As containers mature, new start-ups fill out the ecosystem
26 April 2017 | 0
First, the venture funding came for Docker—seven rounds at last count, with the last in 2015. Now more of that money is arriving to support the world containers have built.
Currently, container security outfit Twistlock announced it has secured $17 million (€15.6 million) in Series B funding, much of it from Polaris Partners, investors in code-analysis service Veracode. That is $1 million (€916,200) less than Docker’s last D round, and Twistlock’s first round of fundraising netted $10 million (€9.16 million) last July, which is nearly as much as Docker’s own Series A in 2011.
This is not an aberration, as the container ecosystem has sprouted many start-ups already onto their second, third, and fourth rounds of funding. Most of them focus on supporting areas like security (as in Twistlock’s case), storage, data services, and monitoring.

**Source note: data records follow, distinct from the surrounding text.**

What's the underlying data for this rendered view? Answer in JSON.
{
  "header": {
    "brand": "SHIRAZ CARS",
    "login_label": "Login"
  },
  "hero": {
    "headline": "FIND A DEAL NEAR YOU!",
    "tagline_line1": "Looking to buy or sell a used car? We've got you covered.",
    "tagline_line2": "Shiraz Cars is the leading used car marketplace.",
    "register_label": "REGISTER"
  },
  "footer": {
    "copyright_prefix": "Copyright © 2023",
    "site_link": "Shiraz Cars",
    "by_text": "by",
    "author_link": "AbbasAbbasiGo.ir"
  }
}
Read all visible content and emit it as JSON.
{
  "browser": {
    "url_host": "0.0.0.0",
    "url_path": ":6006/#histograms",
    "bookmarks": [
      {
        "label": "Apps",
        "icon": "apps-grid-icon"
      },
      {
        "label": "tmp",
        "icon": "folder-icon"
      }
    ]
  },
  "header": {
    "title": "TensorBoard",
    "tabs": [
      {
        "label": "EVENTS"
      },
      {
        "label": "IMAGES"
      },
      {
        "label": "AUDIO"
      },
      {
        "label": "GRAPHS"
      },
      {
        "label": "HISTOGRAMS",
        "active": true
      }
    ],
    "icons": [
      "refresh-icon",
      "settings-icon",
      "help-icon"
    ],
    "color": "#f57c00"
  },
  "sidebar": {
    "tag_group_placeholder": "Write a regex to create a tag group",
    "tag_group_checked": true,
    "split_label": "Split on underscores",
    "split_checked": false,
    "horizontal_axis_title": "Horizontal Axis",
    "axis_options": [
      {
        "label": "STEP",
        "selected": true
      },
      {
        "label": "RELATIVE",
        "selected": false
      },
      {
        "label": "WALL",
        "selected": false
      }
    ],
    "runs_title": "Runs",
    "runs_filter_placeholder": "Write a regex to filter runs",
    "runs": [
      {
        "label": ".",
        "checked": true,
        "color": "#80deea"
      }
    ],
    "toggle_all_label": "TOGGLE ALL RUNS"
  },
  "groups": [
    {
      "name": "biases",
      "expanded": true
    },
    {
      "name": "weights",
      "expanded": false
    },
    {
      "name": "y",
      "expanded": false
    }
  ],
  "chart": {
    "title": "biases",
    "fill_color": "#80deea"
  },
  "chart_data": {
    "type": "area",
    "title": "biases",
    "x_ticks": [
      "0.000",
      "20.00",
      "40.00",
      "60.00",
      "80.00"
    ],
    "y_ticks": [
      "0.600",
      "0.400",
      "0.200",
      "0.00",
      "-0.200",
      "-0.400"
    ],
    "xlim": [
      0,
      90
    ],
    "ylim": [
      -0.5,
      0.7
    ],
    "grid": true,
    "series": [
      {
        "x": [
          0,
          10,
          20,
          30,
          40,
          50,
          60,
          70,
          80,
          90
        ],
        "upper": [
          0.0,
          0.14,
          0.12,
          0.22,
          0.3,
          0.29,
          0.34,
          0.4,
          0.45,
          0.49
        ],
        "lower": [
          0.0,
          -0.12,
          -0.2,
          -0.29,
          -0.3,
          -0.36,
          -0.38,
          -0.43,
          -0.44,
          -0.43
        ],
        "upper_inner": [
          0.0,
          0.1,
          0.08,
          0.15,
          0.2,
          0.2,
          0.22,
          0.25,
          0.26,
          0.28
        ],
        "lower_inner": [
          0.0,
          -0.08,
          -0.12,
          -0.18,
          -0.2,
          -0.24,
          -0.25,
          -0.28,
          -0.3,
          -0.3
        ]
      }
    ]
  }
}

Consider some other examples. Portworx raised $20 million (€18.33 million) in its Series B earlier this month. The company addresses a common container issue: deploying stateful data with a containerised app so that it works with the scheduling mechanisms used to run containers, and in either on-premises or cloud-native environments.
Datadog, which provides systems monitoring for container-based environments, did its D round in January to the tune of a whopping $94.5 million (€86.6 million). Datadog’s bigger numbers may be due to it being a general IT monitoring outfit, but it has put containers front and centre in its product line-up. It stands out by offering a monitoring solution that’s highly granular, has alerting functionality built in, and is easy to deploy.
Diamanti ($18 million (€16.5 million) in series B in Feburary), created by ex-Cisco folks, is also aimed at “[solving] network and storage challenges in Linux containerised environments.” the company provides a PCIe appliance, an add-on for existing servers, that provisions storage and networking I/O on demand to containers. It’s reminiscent of the approach HP Enterprise used for its Synergy servers, where the underlying hardware is managed by APIs to compose infrastructure to suit a given scenario.
Hedvig ($21.5 million (€19.7 million), series C, in March) provides software-defined storage pools by ganging together multiple kinds of storage into a single system that provides file, block, and object interfaces. It originally focused on “classic” virtualised environments like VMs, but containers are now part of the picture too, and its storage proxy service can be deployed as a VM or a container.
Also worth mentioning is Heptio, founded by ex-Googlers Joe Beda and Craig McLuckie “to support and advance the open Kubernetes ecosystem.” It’s on Series A ($8.5 million (€7.8 million), from last November), but any start-up focused on the explosively popular container orchestration system is worth keeping an eye on.
Widen the time frame to include last year, and many other container-focused companies enter the picture: container-based Linux distro creators Rancher Labs ($20 million (€18.3 million) series B, May 2016) and CoreOS ($30 million (€27.5 million) series B, May 2016); container networking and application-fabric mavens Weaveworks ($15 million (€13.8 million) series B, May 2016); the list goes on.
But the chief focus, again, is on solving problems that remain persistent issues with containers. These are issues that do not lend themselves to solutions native to any given container platform; they’re larger, more systematic difficulties that demand more systematic responses.
It will be interesting to see how much territory any one start-up can stake out once it hits profitability. Enterprise-targeted start-ups are far likelier to reach a sustainable level than more mainstream flash-in-the-pans, but it’s still unclear how much room there will be for multiple competing solutions to the same problems, even in the vibrant and rapidly expanding world of containers.
IDG News Service